At another time, Einstein says that he is not an atheist because,
“the insufficiency of the human mind to understand deeply the harmony of the Universe is not in the atheistic mentality.”
Is there a mis-match here?
Dr Woolley sees a mismatch between the public’s perception of Einstein and Einstein’s own thoughts and beliefs and considers why this is the case:
Einstein’s views—both his approach to science and the way in which he expresses his religiosity—do not follow the path usually taken in science and religion dialogue today. This is largely due to the fact that Einstein’s highly technical epistemology (the theory of knowledge by which we come to justify claims about the world) does not easily lend itself to supporting either supernaturalistic religious ideas or the blunt scientific materialism which often stands opposed to them. Einstein’s epistemology simply does not fit into this dichotomous framework.
Dr Woolley puts these points into the wider context of Einstein’s life and thought with two sections:
The importance of epistemological contexts:
(Einstein) considers all thought in terms of ‘categories’ or ‘schemes of thought’. Even the distinction between ‘subjective’ and ‘objective’ marks only a distinction between schemes…
(The) subtle scheme which underpins, as Einstein puts, the ‘programmatically fixed sphere of thought [in which] we are thinking physically’, underlies all which, in Einstein’s view, is to be considered ‘scientific’. It demarcates a distinction between scientific and other forms of knowledge.
…We find that, whereas scientific knowledge is achieved by scrutinizing relations within that ‘fixed sphere’, religious thought for Einstein begins when one recognizes a limit within the sphere. Consciousness of this limit forms the foundation of Einstein’s ‘cosmic religion’.
We see the significance of this limit most directly in Einstein’s ‘religious credo’. Here, he claims that beyond all the conceptual structures by which we know the world, one can become aware of a profound mystery to existence.
…One does not become aware of this ‘mystery’ by rejecting scientific knowledge, but by embracing it—embracing its foundations, its scope, and ultimately its self-revealed logical limits.

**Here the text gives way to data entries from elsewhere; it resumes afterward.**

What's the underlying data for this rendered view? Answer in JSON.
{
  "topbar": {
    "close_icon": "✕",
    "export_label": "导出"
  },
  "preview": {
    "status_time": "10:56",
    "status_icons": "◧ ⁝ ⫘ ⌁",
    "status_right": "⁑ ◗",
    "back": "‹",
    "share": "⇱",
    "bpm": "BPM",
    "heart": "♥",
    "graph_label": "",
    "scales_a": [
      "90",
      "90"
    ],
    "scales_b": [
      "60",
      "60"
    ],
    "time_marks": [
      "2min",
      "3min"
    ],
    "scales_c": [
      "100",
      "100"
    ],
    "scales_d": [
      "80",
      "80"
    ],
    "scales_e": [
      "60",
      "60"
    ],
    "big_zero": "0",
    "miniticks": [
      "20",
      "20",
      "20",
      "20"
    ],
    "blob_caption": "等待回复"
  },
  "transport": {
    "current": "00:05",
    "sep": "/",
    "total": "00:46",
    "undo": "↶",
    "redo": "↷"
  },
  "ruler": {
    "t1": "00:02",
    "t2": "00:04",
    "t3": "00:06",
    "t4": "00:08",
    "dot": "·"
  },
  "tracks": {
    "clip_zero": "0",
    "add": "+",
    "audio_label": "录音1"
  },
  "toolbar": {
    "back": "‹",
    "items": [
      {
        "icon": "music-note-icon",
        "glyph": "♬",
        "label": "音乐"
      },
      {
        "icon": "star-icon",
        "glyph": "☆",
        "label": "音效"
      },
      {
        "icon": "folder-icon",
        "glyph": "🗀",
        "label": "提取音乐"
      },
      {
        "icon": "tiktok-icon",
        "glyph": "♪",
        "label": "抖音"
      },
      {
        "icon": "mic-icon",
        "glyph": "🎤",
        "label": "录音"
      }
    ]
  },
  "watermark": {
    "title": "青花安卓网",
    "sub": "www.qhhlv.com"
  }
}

The awareness of this mystery, this limit to knowledge, is what engenders Einstein’s profoundly felt religiosity. For instance, when asked if he believes in God, Einstein responds:

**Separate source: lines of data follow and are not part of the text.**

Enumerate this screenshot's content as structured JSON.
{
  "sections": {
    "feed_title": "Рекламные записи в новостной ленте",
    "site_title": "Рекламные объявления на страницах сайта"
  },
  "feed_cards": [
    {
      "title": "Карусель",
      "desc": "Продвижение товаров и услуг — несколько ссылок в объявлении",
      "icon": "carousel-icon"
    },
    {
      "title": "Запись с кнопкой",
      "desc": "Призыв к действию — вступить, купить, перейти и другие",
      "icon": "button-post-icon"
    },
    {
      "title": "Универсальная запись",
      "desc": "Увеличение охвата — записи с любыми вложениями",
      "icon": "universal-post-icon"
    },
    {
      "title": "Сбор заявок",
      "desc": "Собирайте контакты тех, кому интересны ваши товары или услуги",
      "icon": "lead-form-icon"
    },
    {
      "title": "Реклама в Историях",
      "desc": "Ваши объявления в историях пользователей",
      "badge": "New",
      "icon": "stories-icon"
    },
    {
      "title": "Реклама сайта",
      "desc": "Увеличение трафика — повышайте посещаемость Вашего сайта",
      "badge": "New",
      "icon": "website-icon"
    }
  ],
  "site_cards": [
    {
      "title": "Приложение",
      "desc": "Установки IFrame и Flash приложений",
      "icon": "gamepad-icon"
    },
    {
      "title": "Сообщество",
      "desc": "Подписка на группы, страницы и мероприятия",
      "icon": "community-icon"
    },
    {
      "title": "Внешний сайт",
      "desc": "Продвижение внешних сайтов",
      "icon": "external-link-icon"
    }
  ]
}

“I am not an atheist. I do not know if I can define myself as a pantheist. The problem involved is too vast for our limited minds . . . The human mind, no matter how highly trained, cannot grasp the universe.”

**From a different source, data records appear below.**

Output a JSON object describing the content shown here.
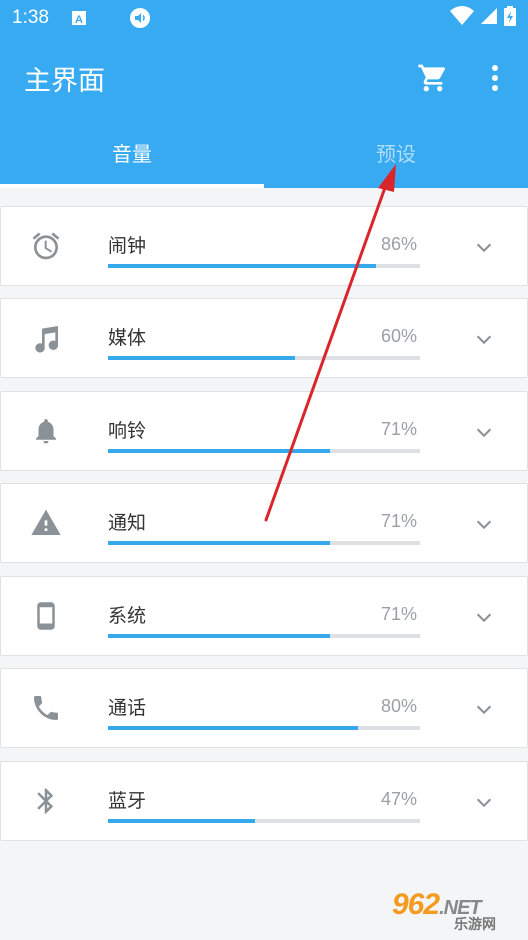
{
  "status_bar": {
    "time": "1:38",
    "icons": [
      "keyboard-a-icon",
      "volume-notification-icon",
      "wifi-icon",
      "signal-icon",
      "battery-charging-icon"
    ]
  },
  "app_bar": {
    "title": "主界面",
    "actions": [
      "cart-icon",
      "more-vert-icon"
    ]
  },
  "tabs": [
    {
      "label": "音量",
      "active": true
    },
    {
      "label": "预设",
      "active": false
    }
  ],
  "volumes": [
    {
      "label": "闹钟",
      "percent_text": "86%",
      "level": 0.86,
      "icon": "alarm-icon"
    },
    {
      "label": "媒体",
      "percent_text": "60%",
      "level": 0.6,
      "icon": "music-note-icon"
    },
    {
      "label": "响铃",
      "percent_text": "71%",
      "level": 0.71,
      "icon": "bell-icon"
    },
    {
      "label": "通知",
      "percent_text": "71%",
      "level": 0.71,
      "icon": "warning-icon"
    },
    {
      "label": "系统",
      "percent_text": "71%",
      "level": 0.71,
      "icon": "phone-device-icon"
    },
    {
      "label": "通话",
      "percent_text": "80%",
      "level": 0.8,
      "icon": "call-icon"
    },
    {
      "label": "蓝牙",
      "percent_text": "47%",
      "level": 0.47,
      "icon": "bluetooth-icon"
    }
  ],
  "watermark": {
    "brand": "962",
    "suffix": ".NET",
    "subtitle": "乐游网"
  },
  "colors": {
    "primary": "#38aaf2",
    "bar_fill": "#36a9ed",
    "bar_track": "#dde1e4",
    "icon_gray": "#8a9197",
    "annotation_arrow": "#d9262b"
  }
}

The importance of historical contexts:
Dr Woolley suggests that to fully appreciate Einstein’s religious writings on the interwoven themes of ‘mystery’, ‘reason in nature’, ‘religious feeling’, necessitates going into considerable philosophical depth and looking back at the nineteenth- and early twentieth-century philosophical movements in which Einstein’s views developed.
He introduces some of the historical contexts by looking briefly at the work of three Einstein scholars, Gerald Holton, Max Jammer, and Don Howard and suggests that:
After ‘mystery’ a concern for ethics is the most prominent aspect of Einstein’s religious writings … (and that) Einstein’s religious views while still being influence by traditional religious systems do not lend themselves easily to questions stemming from a supernaturalist metaphysics … (Appreciating this means) we will not make the error of hastily assuming that, because the focus is not supernaturalist metaphysics, Einstein’s ‘cosmic religion’ is merely romanticized scientism.
In summary, questions related to supernaturalist metaphysics, however that may be defined, are not those best suited to bring to interpretations of Einstein’s religiosity. Such questions undermine the way in which Einstein frames his statements on religion. They tend to overlook the subtleties involved in his epistemology of science and ignore the (historical and ethical context) in which his religious thinking developed.
Einstein emphasizes that religion, not science, is where a culture finds the source and expression for what should be, rather than what is.
Albert Einstein in later years